- **HOW TO COMPLETE THIS TASK**
Return the whole listing exactly as it stands.

- **MATERIAL FOR THIS TASK**
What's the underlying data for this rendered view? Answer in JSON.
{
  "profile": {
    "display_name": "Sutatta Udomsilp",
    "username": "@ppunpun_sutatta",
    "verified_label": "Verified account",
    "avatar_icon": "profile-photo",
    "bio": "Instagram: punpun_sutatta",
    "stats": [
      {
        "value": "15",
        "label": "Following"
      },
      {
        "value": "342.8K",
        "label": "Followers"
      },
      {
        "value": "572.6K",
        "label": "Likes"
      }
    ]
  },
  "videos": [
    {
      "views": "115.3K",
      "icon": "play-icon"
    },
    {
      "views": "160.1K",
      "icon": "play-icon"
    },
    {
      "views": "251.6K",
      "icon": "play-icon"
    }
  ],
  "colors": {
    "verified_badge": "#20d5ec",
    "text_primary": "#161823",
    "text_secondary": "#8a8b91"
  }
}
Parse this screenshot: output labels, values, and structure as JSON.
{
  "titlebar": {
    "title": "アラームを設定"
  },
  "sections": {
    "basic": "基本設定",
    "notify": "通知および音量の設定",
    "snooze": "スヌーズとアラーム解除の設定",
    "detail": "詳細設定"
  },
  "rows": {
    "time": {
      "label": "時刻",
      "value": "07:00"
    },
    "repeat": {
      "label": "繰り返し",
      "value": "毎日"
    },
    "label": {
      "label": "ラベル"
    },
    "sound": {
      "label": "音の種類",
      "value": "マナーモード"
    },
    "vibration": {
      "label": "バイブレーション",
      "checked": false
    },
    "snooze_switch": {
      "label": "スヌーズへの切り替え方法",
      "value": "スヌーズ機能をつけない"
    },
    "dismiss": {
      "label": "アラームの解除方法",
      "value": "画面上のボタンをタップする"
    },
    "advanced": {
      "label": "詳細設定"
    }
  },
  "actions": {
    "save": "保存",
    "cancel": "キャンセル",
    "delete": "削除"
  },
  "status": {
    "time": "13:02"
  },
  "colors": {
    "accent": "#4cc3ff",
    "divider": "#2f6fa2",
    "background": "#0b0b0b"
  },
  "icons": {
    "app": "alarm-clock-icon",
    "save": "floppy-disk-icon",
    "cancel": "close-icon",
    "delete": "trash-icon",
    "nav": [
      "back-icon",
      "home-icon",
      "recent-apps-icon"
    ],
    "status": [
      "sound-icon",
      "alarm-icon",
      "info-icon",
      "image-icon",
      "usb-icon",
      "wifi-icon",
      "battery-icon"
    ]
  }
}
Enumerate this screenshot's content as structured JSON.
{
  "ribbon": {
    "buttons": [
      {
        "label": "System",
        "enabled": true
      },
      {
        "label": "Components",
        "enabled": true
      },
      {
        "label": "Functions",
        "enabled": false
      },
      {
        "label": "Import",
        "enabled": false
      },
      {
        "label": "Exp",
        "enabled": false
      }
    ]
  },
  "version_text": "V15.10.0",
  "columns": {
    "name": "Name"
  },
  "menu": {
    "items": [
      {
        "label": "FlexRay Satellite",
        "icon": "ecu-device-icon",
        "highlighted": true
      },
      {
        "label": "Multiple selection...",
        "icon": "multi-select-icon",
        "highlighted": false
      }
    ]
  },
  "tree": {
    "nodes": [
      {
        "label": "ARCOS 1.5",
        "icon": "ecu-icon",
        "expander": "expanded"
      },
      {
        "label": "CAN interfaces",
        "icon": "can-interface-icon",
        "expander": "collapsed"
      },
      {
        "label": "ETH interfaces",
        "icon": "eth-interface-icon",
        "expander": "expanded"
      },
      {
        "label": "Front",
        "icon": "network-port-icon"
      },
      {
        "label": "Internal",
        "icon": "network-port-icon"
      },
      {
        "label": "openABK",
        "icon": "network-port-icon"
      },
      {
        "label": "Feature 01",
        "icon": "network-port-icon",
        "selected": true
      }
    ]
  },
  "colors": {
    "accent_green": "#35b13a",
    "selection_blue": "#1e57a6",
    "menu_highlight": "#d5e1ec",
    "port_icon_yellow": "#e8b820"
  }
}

- **TASK SOLUTION**
What's the underlying data for this rendered view? Answer in JSON.
{
  "profile": {
    "display_name": "Sutatta Udomsilp",
    "username": "@ppunpun_sutatta",
    "verified_label": "Verified account",
    "avatar_icon": "profile-photo",
    "bio": "Instagram: punpun_sutatta",
    "stats": [
      {
        "value": "15",
        "label": "Following"
      },
      {
        "value": "342.8K",
        "label": "Followers"
      },
      {
        "value": "572.6K",
        "label": "Likes"
      }
    ]
  },
  "videos": [
    {
      "views": "115.3K",
      "icon": "play-icon"
    },
    {
      "views": "160.1K",
      "icon": "play-icon"
    },
    {
      "views": "251.6K",
      "icon": "play-icon"
    }
  ],
  "colors": {
    "verified_badge": "#20d5ec",
    "text_primary": "#161823",
    "text_secondary": "#8a8b91"
  }
}
Parse this screenshot: output labels, values, and structure as JSON.
{
  "titlebar": {
    "title": "アラームを設定"
  },
  "sections": {
    "basic": "基本設定",
    "notify": "通知および音量の設定",
    "snooze": "スヌーズとアラーム解除の設定",
    "detail": "詳細設定"
  },
  "rows": {
    "time": {
      "label": "時刻",
      "value": "07:00"
    },
    "repeat": {
      "label": "繰り返し",
      "value": "毎日"
    },
    "label": {
      "label": "ラベル"
    },
    "sound": {
      "label": "音の種類",
      "value": "マナーモード"
    },
    "vibration": {
      "label": "バイブレーション",
      "checked": false
    },
    "snooze_switch": {
      "label": "スヌーズへの切り替え方法",
      "value": "スヌーズ機能をつけない"
    },
    "dismiss": {
      "label": "アラームの解除方法",
      "value": "画面上のボタンをタップする"
    },
    "advanced": {
      "label": "詳細設定"
    }
  },
  "actions": {
    "save": "保存",
    "cancel": "キャンセル",
    "delete": "削除"
  },
  "status": {
    "time": "13:02"
  },
  "colors": {
    "accent": "#4cc3ff",
    "divider": "#2f6fa2",
    "background": "#0b0b0b"
  },
  "icons": {
    "app": "alarm-clock-icon",
    "save": "floppy-disk-icon",
    "cancel": "close-icon",
    "delete": "trash-icon",
    "nav": [
      "back-icon",
      "home-icon",
      "recent-apps-icon"
    ],
    "status": [
      "sound-icon",
      "alarm-icon",
      "info-icon",
      "image-icon",
      "usb-icon",
      "wifi-icon",
      "battery-icon"
    ]
  }
}
Enumerate this screenshot's content as structured JSON.
{
  "ribbon": {
    "buttons": [
      {
        "label": "System",
        "enabled": true
      },
      {
        "label": "Components",
        "enabled": true
      },
      {
        "label": "Functions",
        "enabled": false
      },
      {
        "label": "Import",
        "enabled": false
      },
      {
        "label": "Exp",
        "enabled": false
      }
    ]
  },
  "version_text": "V15.10.0",
  "columns": {
    "name": "Name"
  },
  "menu": {
    "items": [
      {
        "label": "FlexRay Satellite",
        "icon": "ecu-device-icon",
        "highlighted": true
      },
      {
        "label": "Multiple selection...",
        "icon": "multi-select-icon",
        "highlighted": false
      }
    ]
  },
  "tree": {
    "nodes": [
      {
        "label": "ARCOS 1.5",
        "icon": "ecu-icon",
        "expander": "expanded"
      },
      {
        "label": "CAN interfaces",
        "icon": "can-interface-icon",
        "expander": "collapsed"
      },
      {
        "label": "ETH interfaces",
        "icon": "eth-interface-icon",
        "expander": "expanded"
      },
      {
        "label": "Front",
        "icon": "network-port-icon"
      },
      {
        "label": "Internal",
        "icon": "network-port-icon"
      },
      {
        "label": "openABK",
        "icon": "network-port-icon"
      },
      {
        "label": "Feature 01",
        "icon": "network-port-icon",
        "selected": true
      }
    ]
  },
  "colors": {
    "accent_green": "#35b13a",
    "selection_blue": "#1e57a6",
    "menu_highlight": "#d5e1ec",
    "port_icon_yellow": "#e8b820"
  }
}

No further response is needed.